Berkeley High School’s proposal to develop a new small school, create advisory programs and block schedules following a $1 million federal grant in July received mixed reactions from the community during a public forum on Monday.
The plan, crafted by the Berkeley High School Design Committee—comprised of Berkeley High teachers, principal Jim Slemp and a parent and a student—was presented to the School Governance Council last week and to the Berkeley Board of Education on Nov. 19. At Monday’s meeting in the school’s library, Slemp stressed that the time was right for Berkeley High to ride the wave of change.
“Berkeley High is a great school. I can say it’s one of the best 10 large urban high schools in the country,” he said. “Our attendance rate is going up and our discipline and drop-out rates are going down. We have an excellent faculty of any high school of our size, but, we still have an achievement gap. Our black and Latino students are not achieving as well as our white students. Most of the people in this room—your children are succeeding, but I need you to think about all children.”
Slemp said that the high school had been debating the prospect of introducing some kind of reform on campus through block schedules and advisories, which received momentum through the Smaller Learning Communities Grant from the U.S. Department of Education, something that supports the expansion of small school programs, advisories and alternate schedules.
Under the grant, the high school would also train its teachers to use the advisory program to help students develop individual learning plans.
“Advisories will personalize the BHS experience by providing a safe, caring and cooperative community that evolves over four years,” Slemp said, adding that the program had been implemented nationwide and had gone on to be successful in some cases and a complete waste of time in others.
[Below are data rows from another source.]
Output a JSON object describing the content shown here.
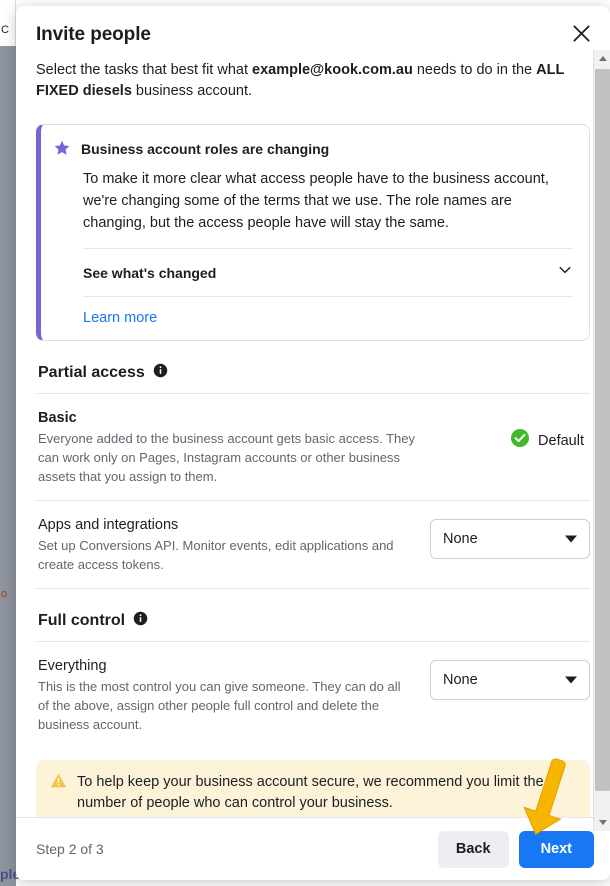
{
  "background": {
    "fragments": [
      "C",
      "o",
      "ple"
    ]
  },
  "modal": {
    "title": "Invite people",
    "close_icon": "close-icon",
    "subtitle": {
      "part1": "Select the tasks that best fit what ",
      "bold1": "example@kook.com.au",
      "part2": " needs to do in the ",
      "bold2": "ALL FIXED diesels",
      "part3": " business account."
    },
    "notice": {
      "icon": "star-icon",
      "accent_color": "#7a63d8",
      "title": "Business account roles are changing",
      "body": "To make it more clear what access people have to the business account, we're changing some of the terms that we use. The role names are changing, but the access people have will stay the same.",
      "expand_label": "See what's changed",
      "expand_icon": "chevron-down-icon",
      "link_label": "Learn more"
    },
    "sections": [
      {
        "title": "Partial access",
        "info_icon": "info-icon",
        "rows": [
          {
            "name": "Basic",
            "name_bold": true,
            "description": "Everyone added to the business account gets basic access. They can work only on Pages, Instagram accounts or other business assets that you assign to them.",
            "control": "badge",
            "badge_label": "Default",
            "badge_icon": "check-circle-icon",
            "badge_color": "#42b72a"
          },
          {
            "name": "Apps and integrations",
            "name_bold": false,
            "description": "Set up Conversions API. Monitor events, edit applications and create access tokens.",
            "control": "select",
            "select_value": "None"
          }
        ]
      },
      {
        "title": "Full control",
        "info_icon": "info-icon",
        "rows": [
          {
            "name": "Everything",
            "name_bold": false,
            "description": "This is the most control you can give someone. They can do all of the above, assign other people full control and delete the business account.",
            "control": "select",
            "select_value": "None"
          }
        ]
      }
    ],
    "warning": {
      "icon": "warning-triangle-icon",
      "background_color": "#fdf3d9",
      "text": "To help keep your business account secure, we recommend you limit the number of people who can control your business."
    },
    "footer": {
      "step_text": "Step 2 of 3",
      "back_label": "Back",
      "next_label": "Next",
      "next_color": "#1877f2"
    }
  },
  "scrollbar": {
    "up_icon": "scroll-up-arrow-icon",
    "down_icon": "scroll-down-arrow-icon",
    "thumb": "scrollbar-thumb"
  },
  "annotation": {
    "arrow_icon": "pointer-arrow-icon",
    "arrow_color": "#f7b500"
  }
}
One parent of a ninth-grader said that she liked the idea of an advisory period as long as students didn’t end up fooling around during that time.
“We want them to be advisories with academic and social content, which will benefit students and help them grow as a person,” said Angela Price, a parent and a college advisor at Berkeley High. Price said she would like to see the new plan include more parental involvement, including those from African American and other minority communities who often feel unwelcome on campus.
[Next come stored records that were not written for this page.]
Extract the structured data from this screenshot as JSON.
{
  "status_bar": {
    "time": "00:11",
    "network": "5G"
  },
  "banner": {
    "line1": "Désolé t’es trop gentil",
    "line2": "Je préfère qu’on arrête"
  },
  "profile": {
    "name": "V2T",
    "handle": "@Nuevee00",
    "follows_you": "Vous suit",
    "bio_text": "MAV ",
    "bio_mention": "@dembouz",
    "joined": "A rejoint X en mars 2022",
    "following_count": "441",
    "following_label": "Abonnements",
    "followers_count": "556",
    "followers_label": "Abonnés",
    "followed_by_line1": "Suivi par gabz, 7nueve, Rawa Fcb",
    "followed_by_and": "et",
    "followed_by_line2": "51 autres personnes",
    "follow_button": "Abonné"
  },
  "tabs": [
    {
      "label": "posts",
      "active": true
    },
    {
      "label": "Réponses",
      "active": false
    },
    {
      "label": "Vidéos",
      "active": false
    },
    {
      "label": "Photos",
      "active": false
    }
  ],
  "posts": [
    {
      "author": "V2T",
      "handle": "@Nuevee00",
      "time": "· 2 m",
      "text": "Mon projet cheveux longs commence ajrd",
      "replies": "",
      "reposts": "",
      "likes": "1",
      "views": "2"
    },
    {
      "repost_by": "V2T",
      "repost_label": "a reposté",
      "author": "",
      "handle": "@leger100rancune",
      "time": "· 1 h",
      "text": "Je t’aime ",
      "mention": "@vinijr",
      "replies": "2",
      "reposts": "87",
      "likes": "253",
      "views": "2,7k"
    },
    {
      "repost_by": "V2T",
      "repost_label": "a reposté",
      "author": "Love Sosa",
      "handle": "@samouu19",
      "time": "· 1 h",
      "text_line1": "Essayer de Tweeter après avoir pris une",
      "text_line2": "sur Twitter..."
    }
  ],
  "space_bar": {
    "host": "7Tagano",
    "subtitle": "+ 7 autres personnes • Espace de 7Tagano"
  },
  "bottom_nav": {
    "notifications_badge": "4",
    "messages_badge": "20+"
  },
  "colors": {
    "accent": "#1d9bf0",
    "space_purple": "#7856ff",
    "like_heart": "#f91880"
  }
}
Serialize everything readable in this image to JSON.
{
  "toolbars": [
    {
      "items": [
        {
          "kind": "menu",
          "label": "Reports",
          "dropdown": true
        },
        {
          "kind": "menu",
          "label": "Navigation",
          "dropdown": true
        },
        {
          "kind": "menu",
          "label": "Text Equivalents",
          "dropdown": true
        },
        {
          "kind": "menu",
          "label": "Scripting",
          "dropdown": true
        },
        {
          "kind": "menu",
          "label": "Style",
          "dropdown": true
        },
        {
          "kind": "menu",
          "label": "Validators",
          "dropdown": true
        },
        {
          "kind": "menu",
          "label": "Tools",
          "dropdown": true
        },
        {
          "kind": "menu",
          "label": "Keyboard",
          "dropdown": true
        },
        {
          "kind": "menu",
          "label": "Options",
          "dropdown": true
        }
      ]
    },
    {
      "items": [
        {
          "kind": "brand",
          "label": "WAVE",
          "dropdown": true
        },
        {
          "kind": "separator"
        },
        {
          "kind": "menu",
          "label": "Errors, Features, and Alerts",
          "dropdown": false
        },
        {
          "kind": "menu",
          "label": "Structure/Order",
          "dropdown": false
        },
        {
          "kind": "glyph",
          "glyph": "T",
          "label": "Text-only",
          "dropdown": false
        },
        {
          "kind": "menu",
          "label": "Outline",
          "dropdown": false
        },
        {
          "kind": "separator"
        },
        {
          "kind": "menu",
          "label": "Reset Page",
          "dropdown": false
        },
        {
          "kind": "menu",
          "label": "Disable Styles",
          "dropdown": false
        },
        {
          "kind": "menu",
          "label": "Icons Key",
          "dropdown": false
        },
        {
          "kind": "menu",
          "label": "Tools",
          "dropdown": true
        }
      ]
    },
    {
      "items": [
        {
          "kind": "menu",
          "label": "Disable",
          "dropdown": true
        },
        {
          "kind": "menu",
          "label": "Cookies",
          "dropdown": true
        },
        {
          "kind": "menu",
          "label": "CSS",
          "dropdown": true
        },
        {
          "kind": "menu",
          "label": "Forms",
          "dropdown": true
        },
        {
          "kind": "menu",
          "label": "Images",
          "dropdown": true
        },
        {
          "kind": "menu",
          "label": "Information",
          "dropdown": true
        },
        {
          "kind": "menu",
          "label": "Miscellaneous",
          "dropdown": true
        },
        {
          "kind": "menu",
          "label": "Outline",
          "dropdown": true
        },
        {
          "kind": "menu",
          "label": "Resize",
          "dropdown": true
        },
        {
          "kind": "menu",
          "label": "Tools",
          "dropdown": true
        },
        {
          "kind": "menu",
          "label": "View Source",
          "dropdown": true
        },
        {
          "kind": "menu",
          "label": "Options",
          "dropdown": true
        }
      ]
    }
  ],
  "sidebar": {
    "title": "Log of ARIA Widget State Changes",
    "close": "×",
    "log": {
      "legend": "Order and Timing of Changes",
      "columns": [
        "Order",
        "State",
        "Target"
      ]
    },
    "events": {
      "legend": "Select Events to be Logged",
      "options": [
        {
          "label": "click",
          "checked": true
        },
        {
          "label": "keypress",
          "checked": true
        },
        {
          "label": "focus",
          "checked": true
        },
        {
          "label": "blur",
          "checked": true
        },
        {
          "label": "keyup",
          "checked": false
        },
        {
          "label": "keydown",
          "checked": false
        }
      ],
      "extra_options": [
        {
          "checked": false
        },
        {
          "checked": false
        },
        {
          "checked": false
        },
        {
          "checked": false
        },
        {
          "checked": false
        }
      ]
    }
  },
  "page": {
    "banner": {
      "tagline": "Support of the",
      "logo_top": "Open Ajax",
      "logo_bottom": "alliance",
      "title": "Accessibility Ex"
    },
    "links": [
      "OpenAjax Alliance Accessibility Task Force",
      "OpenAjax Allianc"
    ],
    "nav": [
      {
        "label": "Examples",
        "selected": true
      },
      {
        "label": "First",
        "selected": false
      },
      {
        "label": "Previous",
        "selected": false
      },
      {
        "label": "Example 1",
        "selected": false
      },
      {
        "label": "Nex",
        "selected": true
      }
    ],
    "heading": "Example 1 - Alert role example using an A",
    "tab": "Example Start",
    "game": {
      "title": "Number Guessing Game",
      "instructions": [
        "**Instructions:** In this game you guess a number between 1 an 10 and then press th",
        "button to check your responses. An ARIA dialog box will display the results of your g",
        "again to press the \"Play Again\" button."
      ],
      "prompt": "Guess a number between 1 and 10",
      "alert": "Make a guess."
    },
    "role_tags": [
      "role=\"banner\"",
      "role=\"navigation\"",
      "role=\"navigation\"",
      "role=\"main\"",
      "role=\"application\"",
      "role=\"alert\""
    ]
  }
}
The block schedule would include red and gold alternating days, with student attending periods one through four on “red days” and periods five through eight on “gold days.”
Classes would last 90 minutes on Monday, Wednesday and Friday and 80 minutes on Tuesday and Thursday in order to include a 30-minute advisory period, something some school board presidents and parents said would deprive students of valuable instructional time.
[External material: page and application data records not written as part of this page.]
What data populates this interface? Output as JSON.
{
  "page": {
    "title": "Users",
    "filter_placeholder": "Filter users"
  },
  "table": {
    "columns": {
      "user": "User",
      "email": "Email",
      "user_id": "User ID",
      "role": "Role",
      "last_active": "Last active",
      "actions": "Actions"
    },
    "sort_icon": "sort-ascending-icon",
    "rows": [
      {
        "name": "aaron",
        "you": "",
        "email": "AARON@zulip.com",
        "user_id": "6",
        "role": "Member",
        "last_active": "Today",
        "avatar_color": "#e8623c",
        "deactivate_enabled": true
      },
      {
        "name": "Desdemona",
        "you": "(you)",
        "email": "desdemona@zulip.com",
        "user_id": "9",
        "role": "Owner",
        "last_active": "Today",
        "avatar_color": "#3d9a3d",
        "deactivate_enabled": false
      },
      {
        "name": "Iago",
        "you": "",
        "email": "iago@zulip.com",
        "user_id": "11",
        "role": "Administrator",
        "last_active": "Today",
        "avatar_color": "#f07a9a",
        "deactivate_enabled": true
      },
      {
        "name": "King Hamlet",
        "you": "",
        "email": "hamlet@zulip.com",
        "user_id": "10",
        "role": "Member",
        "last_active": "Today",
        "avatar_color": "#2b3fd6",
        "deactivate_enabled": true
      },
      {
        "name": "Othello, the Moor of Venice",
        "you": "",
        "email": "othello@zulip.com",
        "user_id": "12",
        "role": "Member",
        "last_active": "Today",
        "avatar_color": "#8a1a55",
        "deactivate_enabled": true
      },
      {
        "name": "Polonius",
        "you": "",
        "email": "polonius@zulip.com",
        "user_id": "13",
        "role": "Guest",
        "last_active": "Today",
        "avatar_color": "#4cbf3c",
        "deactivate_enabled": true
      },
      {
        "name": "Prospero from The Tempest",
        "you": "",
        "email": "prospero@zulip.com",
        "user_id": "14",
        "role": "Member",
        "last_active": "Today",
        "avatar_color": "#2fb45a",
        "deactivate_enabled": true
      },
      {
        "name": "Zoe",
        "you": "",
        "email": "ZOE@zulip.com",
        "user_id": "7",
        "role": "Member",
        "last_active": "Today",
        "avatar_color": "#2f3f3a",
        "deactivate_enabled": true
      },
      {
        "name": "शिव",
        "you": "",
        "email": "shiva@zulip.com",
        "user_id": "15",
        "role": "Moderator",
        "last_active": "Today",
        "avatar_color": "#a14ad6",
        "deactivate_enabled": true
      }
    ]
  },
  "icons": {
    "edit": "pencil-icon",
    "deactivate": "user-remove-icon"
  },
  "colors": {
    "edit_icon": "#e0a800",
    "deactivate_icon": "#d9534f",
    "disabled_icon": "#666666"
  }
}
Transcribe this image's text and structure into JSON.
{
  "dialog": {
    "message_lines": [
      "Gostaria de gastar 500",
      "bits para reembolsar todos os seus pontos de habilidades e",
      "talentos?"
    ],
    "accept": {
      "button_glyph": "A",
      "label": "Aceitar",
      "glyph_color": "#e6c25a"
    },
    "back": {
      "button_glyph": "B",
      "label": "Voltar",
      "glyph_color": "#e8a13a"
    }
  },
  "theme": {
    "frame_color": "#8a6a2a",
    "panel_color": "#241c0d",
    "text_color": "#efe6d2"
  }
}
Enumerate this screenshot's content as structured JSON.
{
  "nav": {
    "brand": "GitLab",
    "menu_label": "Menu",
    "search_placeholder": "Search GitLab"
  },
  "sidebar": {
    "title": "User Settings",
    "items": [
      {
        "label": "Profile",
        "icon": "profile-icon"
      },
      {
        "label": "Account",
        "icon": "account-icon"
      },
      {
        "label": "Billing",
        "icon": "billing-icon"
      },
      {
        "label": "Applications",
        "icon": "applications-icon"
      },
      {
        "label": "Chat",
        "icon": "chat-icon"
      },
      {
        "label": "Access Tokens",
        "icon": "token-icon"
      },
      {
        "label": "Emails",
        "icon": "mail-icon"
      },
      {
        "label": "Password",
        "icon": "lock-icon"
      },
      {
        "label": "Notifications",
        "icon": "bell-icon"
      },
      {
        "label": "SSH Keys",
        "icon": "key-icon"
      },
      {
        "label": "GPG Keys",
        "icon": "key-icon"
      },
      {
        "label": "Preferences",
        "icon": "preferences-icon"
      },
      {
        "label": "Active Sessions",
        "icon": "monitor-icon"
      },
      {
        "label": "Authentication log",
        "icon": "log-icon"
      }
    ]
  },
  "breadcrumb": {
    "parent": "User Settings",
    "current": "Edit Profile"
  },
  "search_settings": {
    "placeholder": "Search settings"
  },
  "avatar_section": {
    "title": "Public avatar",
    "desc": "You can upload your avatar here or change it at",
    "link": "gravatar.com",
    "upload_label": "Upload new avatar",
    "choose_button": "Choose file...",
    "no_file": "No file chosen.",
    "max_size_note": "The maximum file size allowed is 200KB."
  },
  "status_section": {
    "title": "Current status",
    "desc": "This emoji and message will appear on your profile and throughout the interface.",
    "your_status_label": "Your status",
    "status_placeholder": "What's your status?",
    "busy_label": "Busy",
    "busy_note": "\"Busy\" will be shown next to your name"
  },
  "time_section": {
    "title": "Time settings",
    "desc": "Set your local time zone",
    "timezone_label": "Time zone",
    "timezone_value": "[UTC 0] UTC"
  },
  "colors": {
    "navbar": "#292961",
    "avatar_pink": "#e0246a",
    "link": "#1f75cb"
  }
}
Berkeley High PTSA President Mark Van Krieken said that the proposed schedule would mean students get 25 percent less instructional minutes per week than in their current set-up of six periods during a regular school day and a 22 percent loss in overall instructional time when two 30-minute advisories were added.
“The majority of parents are really interested to help students who are struggling,” he said. “Nobody has been able to explain how this kind of cutback in instruction time is going to lead to improving academic performance for all of our students.”
Mary McDonald, another parent, said she liked the proposed scheduling because it was freeing up the students’ mornings.
“A lot of people are concerned about it but I think it’s great,” she said. “Also if you miss class you get an extra day to turn your homework in.”
School Board President John Selawsky said that he was concerned about the loss of instructional time.
“Part of it is contractual issues,” he said. “The high school should not be bringing forward all these changes when the school district is negotiating with the Berkeley Federation of Teachers.”
The Berkeley teachers union is discussing a contract renewal with district officials.
“These are big ideas that are being put forth,” BFT President Cathy Campbell said of Berkeley High’s proposal. “The school board will have to approve them and authorize district officials to approach the union with the changes. There’s a real momentum in our community for change but the question remains what degree of change do we want. It may be that the current proposal is too much too fast.”
The next community forum is scheduled for Tuesday at St. Joseph's the Worker Church, 7 to 8 p.m. The School Governance Council is scheduled to review input from the various groups and vote on the proposal on Dec. 9, following which the school board will have the opportunity to review the proposal and judge it in Jan. 2009. The school plans to implement the program in the 2009-2010 school year.